February 29, 2012
The Adventures of Arthur, Theseus, and Sigurd
In any heroic tale, heroes must take the journey of a hero while in these three stories all journeys were made with great difficulties. In “Sword in the Stone,” Arthur succeeds as king of Britain because; he pulled the sword from the stone. In “Theseus” he kills the Minotaur, and in the story “Sigurd the Dragon- Slayer,” Sigurd kills the greedy backstabbing brother. The hero just slayed the dragon and saves the damsels in distress while you’re sitting just watching. The dragon just came back to life and swatted at you! In the Romance “Sword in the Stone,” the myth “Theseus,” and the Romance “Sigurd the Dragon-Slayer,” they all follow the journey of a hero by an ignoble birth, a road of trials, and a journey with a heroic weapon.
To begin the journey of a hero all heroes must have an ignoble birth. Arthur of the Romance “Sword in the Stone,” begins the journey of a hero with having the ignoble birth to King Uther of Britain who gave up the anonymous child to Sir Ector who also had his own son, Sir Kay. Arthur’s father was a well-known king so it was impossible for him to have an ill-legitimate child. “King Uther of England, who was unmarried, loved Igraine, another man’s wife. In disguise the king deceived Igraine into thinking he was her husband. Arthur was the child born to Igraine as a result of the trick”(Mallory, 644). Although King Uther was deceived into the child’s conception, Arthur is still Uthers’ blood because, the child was born to Uther’s sperm; the way the child was conceived was sex with no love.
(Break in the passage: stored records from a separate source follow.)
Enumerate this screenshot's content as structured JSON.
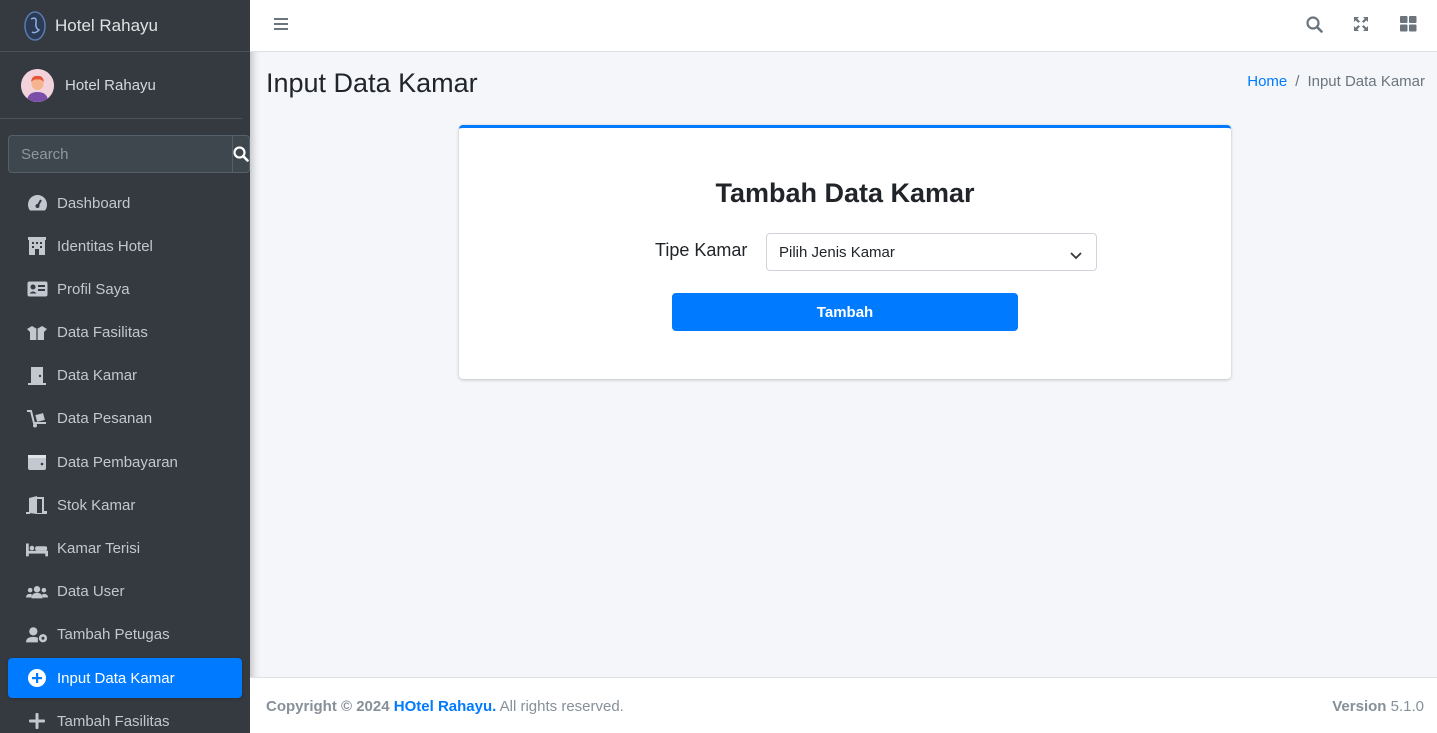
{
  "brand": {
    "name": "Hotel Rahayu",
    "icon": "brand-logo-icon"
  },
  "user": {
    "name": "Hotel Rahayu",
    "icon": "user-avatar"
  },
  "search": {
    "placeholder": "Search",
    "icon": "search-icon"
  },
  "sidebar": {
    "items": [
      {
        "label": "Dashboard",
        "icon": "tachometer-icon"
      },
      {
        "label": "Identitas Hotel",
        "icon": "building-icon"
      },
      {
        "label": "Profil Saya",
        "icon": "id-card-icon"
      },
      {
        "label": "Data Fasilitas",
        "icon": "box-open-icon"
      },
      {
        "label": "Data Kamar",
        "icon": "door-closed-icon"
      },
      {
        "label": "Data Pesanan",
        "icon": "dolly-icon"
      },
      {
        "label": "Data Pembayaran",
        "icon": "wallet-icon"
      },
      {
        "label": "Stok Kamar",
        "icon": "door-open-icon"
      },
      {
        "label": "Kamar Terisi",
        "icon": "bed-icon"
      },
      {
        "label": "Data User",
        "icon": "users-icon"
      },
      {
        "label": "Tambah Petugas",
        "icon": "user-cog-icon"
      },
      {
        "label": "Input Data Kamar",
        "icon": "plus-circle-icon",
        "active": true
      },
      {
        "label": "Tambah Fasilitas",
        "icon": "plus-icon"
      }
    ]
  },
  "topbar": {
    "icons": [
      "bars-icon",
      "search-icon",
      "expand-icon",
      "th-large-icon"
    ]
  },
  "header": {
    "title": "Input Data Kamar"
  },
  "breadcrumb": {
    "home": "Home",
    "separator": "/",
    "current": "Input Data Kamar"
  },
  "form": {
    "title": "Tambah Data Kamar",
    "label": "Tipe Kamar",
    "select_value": "Pilih Jenis Kamar",
    "submit_label": "Tambah"
  },
  "footer": {
    "copyright": "Copyright © 2024",
    "brand": "HOtel Rahayu.",
    "rights": "All rights reserved.",
    "version_label": "Version",
    "version": "5.1.0"
  },
  "colors": {
    "primary": "#007bff",
    "sidebar": "#343a40",
    "background": "#f4f6f9"
  }
}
Arthur has to prove himself by making the journey on the road of trials. Arthur just has to prove that he deserves the seat of king by pulling the sword from the stone more than once to prove so to the ambitious barons. “Would you please thrust it into the stone again?” (Baines, 646). With the fact that Arthur did indeed have to pull the sword out of...